One of the first things to look for is a chair that allows you to sit squarely against the back while keeping about a 110-degree angle at the waist and your feet squarely and firmly on the floor. Most chairs offer adjustable height, so this usually isn’t a problem. Keeping your feet squarely on the floor keeps your weight more evenly distributed and can keep fluid from collecting in your lower legs. Keeping an angle greater than 90 degrees at your hips/waist lessens constriction in that area and improves blood flow. Making sure your back stays firmly against the chair’s back helps relieve lower back pressure and can also help with neck and shoulder fatigue. This means that taller folks will likely need a seat that’s extra deep, while those on the shorter side might need to find a shallower seat. Office Worthy List reviews and compares several of the most comfortable chairs out there that can help make those long days at your desk seem a little less long.
Your height could also come into play in terms of lumbar support. Many chairs offer a built-in lumbar cushion that helps support your lower back. If you’re too tall for a chair, though, this cushion might be too small to fit the natural curve of your back, making it ineffective at best, more uncomfortable at worst. Likewise, if you’re too short for a given chair’s lumbar support, the cushion might exceed the length of your lumbar area, rendering that support useless. If you can’t find a chair with built-in lumbar support that matches your height, consider a chair that doesn’t offer this feature and buy a separate lumbar pillow on your own. Many such pillows are designed to be used with office chairs and come with a strap that wraps around the chair to hold the cushion in place.
While you can certainly spend well over $1,000 for a high-end office chair, you can also find quality models for much less. It’s usually true that most of the high-end chairs are worth the money, but there are certainly any number of lower priced models that are perfectly capable of offering you the comfort and support you need to get through a long day. Check out top rated executive office chairs for reviews as well as pros and cons of some top rated chairs at different price points.
One thing that many people overlook or don’t know is that office chairs typically have a duty rating. Some chairs, usually the least expensive, are only designed for light use–three to five hours per day. If you spend more time than that at your desk every day, be sure to look for a model that’s rated for eight hours or more. Chairs with a lighter duty rating generally aren’t designed to offer a full day’s support and will be less comfortable and supportive and probably will need replacing sooner than a longer-duty model.

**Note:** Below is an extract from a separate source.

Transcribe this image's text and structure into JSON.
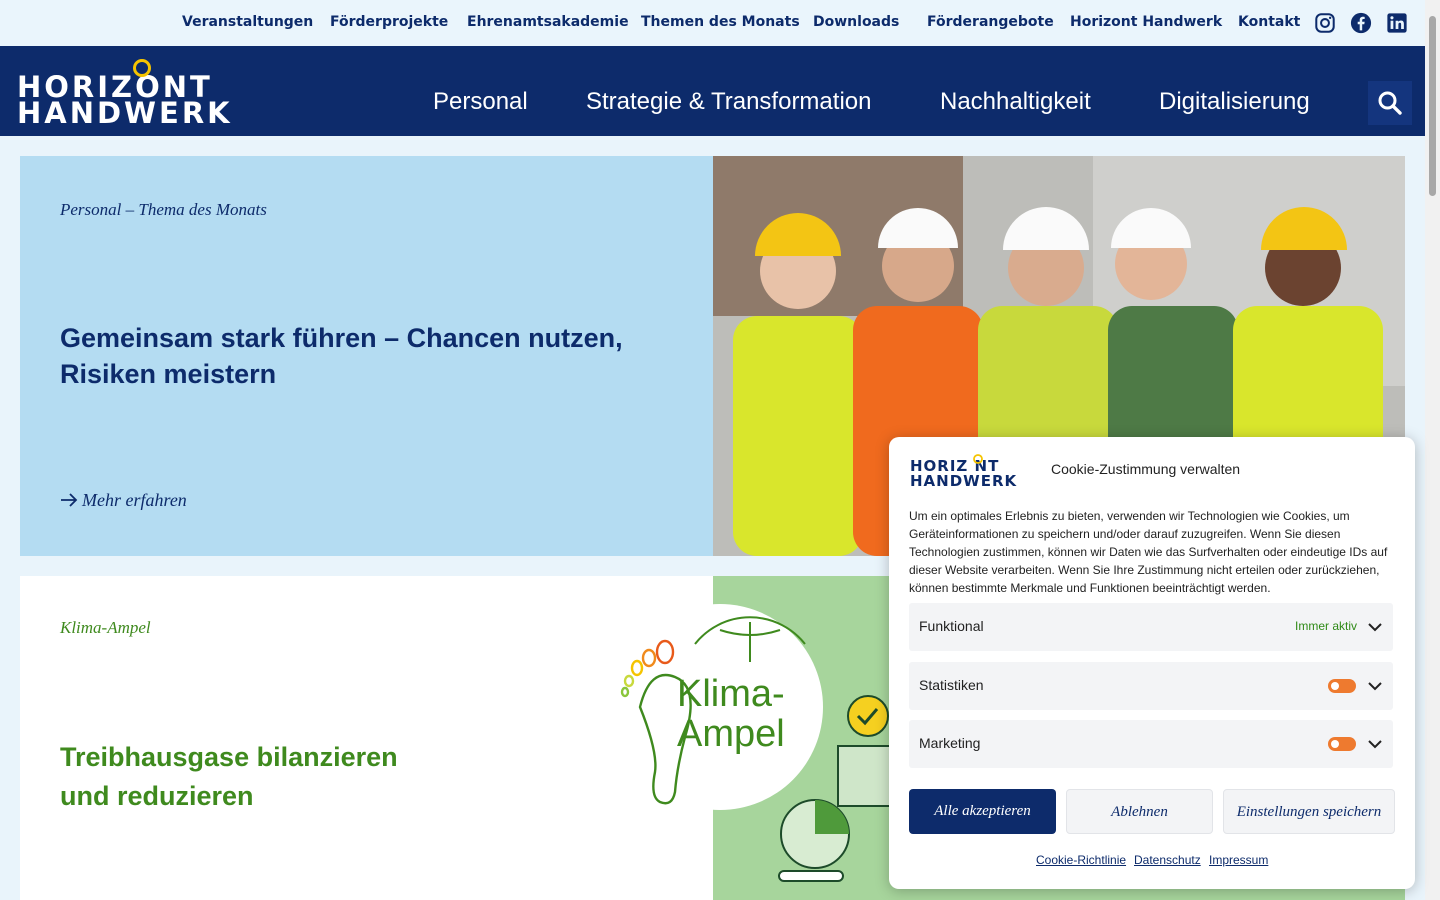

Though some people tend to prefer chairs that do not have arms, chairs with arms offer much greater support. Arms allow the user a resting (away from keyboard) position that is more natural and less likely to lead to slumping forward, putting undue pressure on the back, shoulders, and neck. The best chair arms will allow you to comfortably rest your arms at around a 90 to 100 degree angle, as this is considered a neutral position that will minimize upper body strain.
Again, higher-end chairs can be practically luxurious, but don’t let budget concerns convince you that a quality chair is out of reach. Visit http://officeworthylist.com/best-chair-200 for in-depth reviews of some top-rated budget friendly (under $200) models. You’ll also find pros and cons for each model listed and additional buying considerations.